It’s often the case that large, well-established, multinational companies experience the need to transfer multiple employees to the United States by way of the L-1 visa category. Does U.S. Citizenship and Immigration Services (USCIS) mandate that these petitioners (or their well-paid attorneys) file an individual L visa application for each employee they seek to transfer?
Fortunately, no. In such a situation, the company is able to file what’s called an L-1 blanket petition, which establishes to USCIS in advance the requisite intra-company relationship needed for any L visa.
Employers should be aware, however, that obtaining approval of a blanket L petition does not guarantee that an employee will automatically earn L-1A classification. What it does provide is flexibility for employers to transfer eligible employees to the United States quickly and on short notice, without having to file an individual petition with USCIS for each employee.
Process: Short and Sweet
In most cases, once a blanket petition has been approved, the employer only needs to complete Form I-129S, Nonimmigrant Petition Based on Blanket L Petition, and thereafter send it abroad to the prospective transferee with a copy of the blanket petition approval notice and other required evidence so that he or she may present it to a U.S. consulate and apply for an L-1 visa.
In order to establish eligibility for blanket L certification, the employer must prove the following:
The company must have obtained a minimum of 10 L-1 approvals in the 12-month period prior to filing a blanket petition.
The company and its branches, subsidiaries, or affiliates must have combined annual sales of at least $25 million dollars.
The company has a workforce in the United States of at least 1,000 employees.
USCIS sends verification of blanket petition approval to a petitioning employer via Form I-797, Notice of Action.
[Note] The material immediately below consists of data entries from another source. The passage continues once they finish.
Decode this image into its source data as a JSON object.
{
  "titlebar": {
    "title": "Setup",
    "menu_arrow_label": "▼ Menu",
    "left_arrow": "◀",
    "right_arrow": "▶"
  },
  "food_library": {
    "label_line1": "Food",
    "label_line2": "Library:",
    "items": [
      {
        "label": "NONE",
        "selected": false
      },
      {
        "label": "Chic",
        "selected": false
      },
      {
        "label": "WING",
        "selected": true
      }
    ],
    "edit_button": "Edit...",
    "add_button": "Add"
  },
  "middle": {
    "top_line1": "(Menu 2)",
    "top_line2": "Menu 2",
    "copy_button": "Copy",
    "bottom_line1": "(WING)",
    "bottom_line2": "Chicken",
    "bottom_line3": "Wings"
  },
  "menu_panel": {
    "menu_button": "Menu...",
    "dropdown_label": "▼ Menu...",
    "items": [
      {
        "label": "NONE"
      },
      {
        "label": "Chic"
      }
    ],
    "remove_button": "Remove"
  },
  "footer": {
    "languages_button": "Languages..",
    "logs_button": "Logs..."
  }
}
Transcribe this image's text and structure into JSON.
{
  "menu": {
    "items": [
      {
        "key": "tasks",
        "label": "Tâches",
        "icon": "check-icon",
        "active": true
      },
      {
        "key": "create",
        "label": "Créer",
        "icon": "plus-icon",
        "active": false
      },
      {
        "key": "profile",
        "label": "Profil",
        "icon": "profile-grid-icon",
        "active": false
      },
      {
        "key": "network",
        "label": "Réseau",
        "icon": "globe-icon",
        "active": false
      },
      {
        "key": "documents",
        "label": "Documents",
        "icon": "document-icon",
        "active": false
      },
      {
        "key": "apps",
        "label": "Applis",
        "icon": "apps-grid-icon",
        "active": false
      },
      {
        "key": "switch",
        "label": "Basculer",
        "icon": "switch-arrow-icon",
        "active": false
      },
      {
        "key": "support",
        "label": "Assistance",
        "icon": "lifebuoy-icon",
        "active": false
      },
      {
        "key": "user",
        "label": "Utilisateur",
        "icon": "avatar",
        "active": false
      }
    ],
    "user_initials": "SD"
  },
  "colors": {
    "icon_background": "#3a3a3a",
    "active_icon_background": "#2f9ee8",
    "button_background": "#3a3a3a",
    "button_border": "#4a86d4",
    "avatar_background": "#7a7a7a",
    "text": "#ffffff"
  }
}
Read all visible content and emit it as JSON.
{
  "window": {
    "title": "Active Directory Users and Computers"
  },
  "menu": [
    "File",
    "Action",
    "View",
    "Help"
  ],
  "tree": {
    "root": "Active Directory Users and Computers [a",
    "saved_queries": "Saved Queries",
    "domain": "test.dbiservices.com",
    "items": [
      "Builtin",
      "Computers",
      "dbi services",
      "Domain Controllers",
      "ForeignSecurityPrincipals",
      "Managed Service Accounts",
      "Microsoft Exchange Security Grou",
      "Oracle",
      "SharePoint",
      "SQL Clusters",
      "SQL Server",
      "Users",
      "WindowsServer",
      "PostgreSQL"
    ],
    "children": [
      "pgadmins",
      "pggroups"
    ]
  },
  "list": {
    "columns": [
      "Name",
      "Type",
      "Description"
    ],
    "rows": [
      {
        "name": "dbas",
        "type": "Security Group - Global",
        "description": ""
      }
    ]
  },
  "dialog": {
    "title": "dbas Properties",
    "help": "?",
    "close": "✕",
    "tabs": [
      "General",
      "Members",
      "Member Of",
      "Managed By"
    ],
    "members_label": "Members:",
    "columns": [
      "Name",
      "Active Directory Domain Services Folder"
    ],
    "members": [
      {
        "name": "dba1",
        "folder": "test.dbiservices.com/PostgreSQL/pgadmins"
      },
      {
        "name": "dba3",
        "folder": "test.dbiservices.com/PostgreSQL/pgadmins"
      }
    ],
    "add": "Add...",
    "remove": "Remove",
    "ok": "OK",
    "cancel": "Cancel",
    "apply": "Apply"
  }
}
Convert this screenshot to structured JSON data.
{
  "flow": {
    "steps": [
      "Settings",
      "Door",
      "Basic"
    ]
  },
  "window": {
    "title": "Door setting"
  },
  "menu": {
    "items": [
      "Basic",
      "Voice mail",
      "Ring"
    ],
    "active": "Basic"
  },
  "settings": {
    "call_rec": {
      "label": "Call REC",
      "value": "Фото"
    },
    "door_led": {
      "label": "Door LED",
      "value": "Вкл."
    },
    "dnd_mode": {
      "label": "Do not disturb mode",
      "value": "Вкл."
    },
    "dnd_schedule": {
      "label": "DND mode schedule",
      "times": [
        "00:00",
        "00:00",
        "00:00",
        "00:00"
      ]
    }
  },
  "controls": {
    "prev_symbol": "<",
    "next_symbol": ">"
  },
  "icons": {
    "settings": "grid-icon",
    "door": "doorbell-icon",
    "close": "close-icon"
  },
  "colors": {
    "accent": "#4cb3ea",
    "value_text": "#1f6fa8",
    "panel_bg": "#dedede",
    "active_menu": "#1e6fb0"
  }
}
An alien seeking admission into the U.S. under the blanket L-1 must present a copy of this form at a port of entry.
Blanket Validity Period
The initial validity period of an approved blanket petition is three years, but the petitioner can file for an extension of the blanket petition for up to seven years. Should a petitioner fail to file for an extension, or if USCIS denies an extension request, the petitioner is barred from filing a new blanket petition for three years. L-1A or L-1B nonimmigrants initially seeking admission under a blanket petition can be admitted for a period of three years, even if the initial validity of the blanket petition expires before the end of that three-year period. Thereafter, the term can be extended up to seven years for L-1A holders or up to five years for L-1B holders.
For more information on the L-1 category, refer to the following links: